SCHOA officials hope to raise the initial estimate of $60,000 by July’s end. Donations can be made at the Schoa office, 10401 W. Coggins Drive, Sun City, or mailed there (ZIP code 85351).

Carole Studdard

“Recognizing at this time of the year about 30 percent of the community isn’t in Sun City, email blasts continue to keep neighbors who are away informed and they, too, are responding to the appeal,” Ms. Studdard stated.

She added SCHOA officials hope to have the ability to make donations on the SCHOA website, www.suncityhoa.org, by mid-July.

Recreation Centers of Sun City officials, while not able to financially contribute to the fund because of limitations in its governing documents, committed to helping SCHOA officials spread the word. Because it is a voluntary membership agency, SCHOA’s address list is smaller than RCSC’s.

Jan Ek, RCSC general manager, affirmed in the board’s June 29 meeting that RCSC will see an impact on the increased rates that will result from the consolidation.

“It will be a lesser impact, but we will feel it as well,” she said.

Residents could also see an additional impact if the RCSC board decides the commercial wastewater rate increase is such that it requires an annual property assessment increase at year’s end.

Sun City residents will see about an 80 percent increase in wastewater rates as a result of the consolidation. Sun City West residents will see about a 30 percent increase. In comparison, residents in the other three districts — Agua Fria, Anthem and Mohave — will see a decrease in their rates.

Some Corte Bella residents, served by the Agua Fria district, believe consolidation and the resulting shift in rates, is justified because their higher rates have been subsidizing the Sun Cities for years, based on all Northwest Valley districts using the same treatment plant.

Greg Eisert

However, Mr. Eisert said the major reason Sun Cities residents have been paying lower rates is because the Sun Cities wastewater infrastructure was paid off by the developer — Del Webb Corp. — while residents in the other districts are still paying for their infrastructure as part of their rate.

ACC commissioners, with Bob Burns dissenting, voted for consolidation despite overwhelming opposition from Sun Cities residents. During the past four years, SCHOA has sponsored town hall meetings, invited the ACC commissioners to attend an open meeting in Sun City to listen to residents first hand, offered educational workshops informing residents the importance of signing petitions, writing letters, and encouraging and educating community members about the impact of consolidation. SCHOA has been assisted by RCSC and the Retirement Community Association of Sun City. In January, those three agencies sponsored buses to assist residents in going to the ACC public hearing. Six buses were filled and residents expressed their concerns regarding consolidation and the serious impact this could have on them.

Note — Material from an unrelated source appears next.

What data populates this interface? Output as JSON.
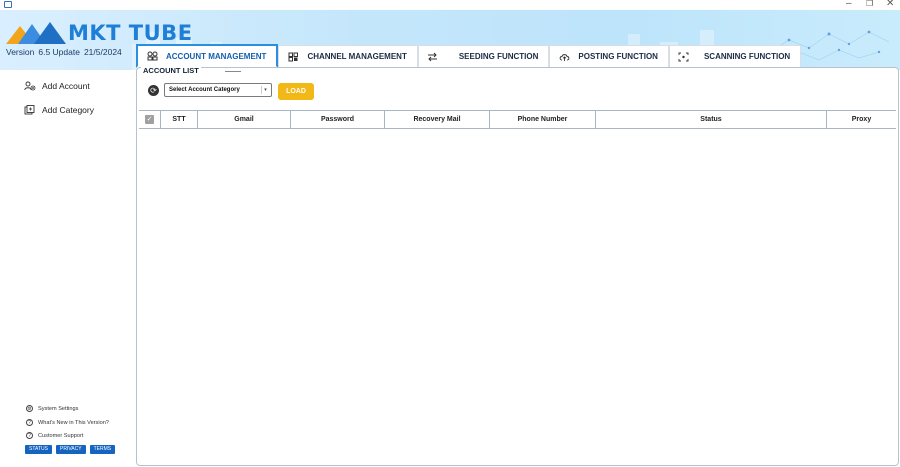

EPCOR officials are now expected to file a rate request to consolidate its five Northwest Valley water districts.
“That would mean even higher rate increases for Sun Cities residents than the wastewater consolidation,” Mr. Eisert.

Visit www.azcc.gov and search for case No. WS-01303A-16-0145 for information on the rate request, including arguments on both sides of the issue.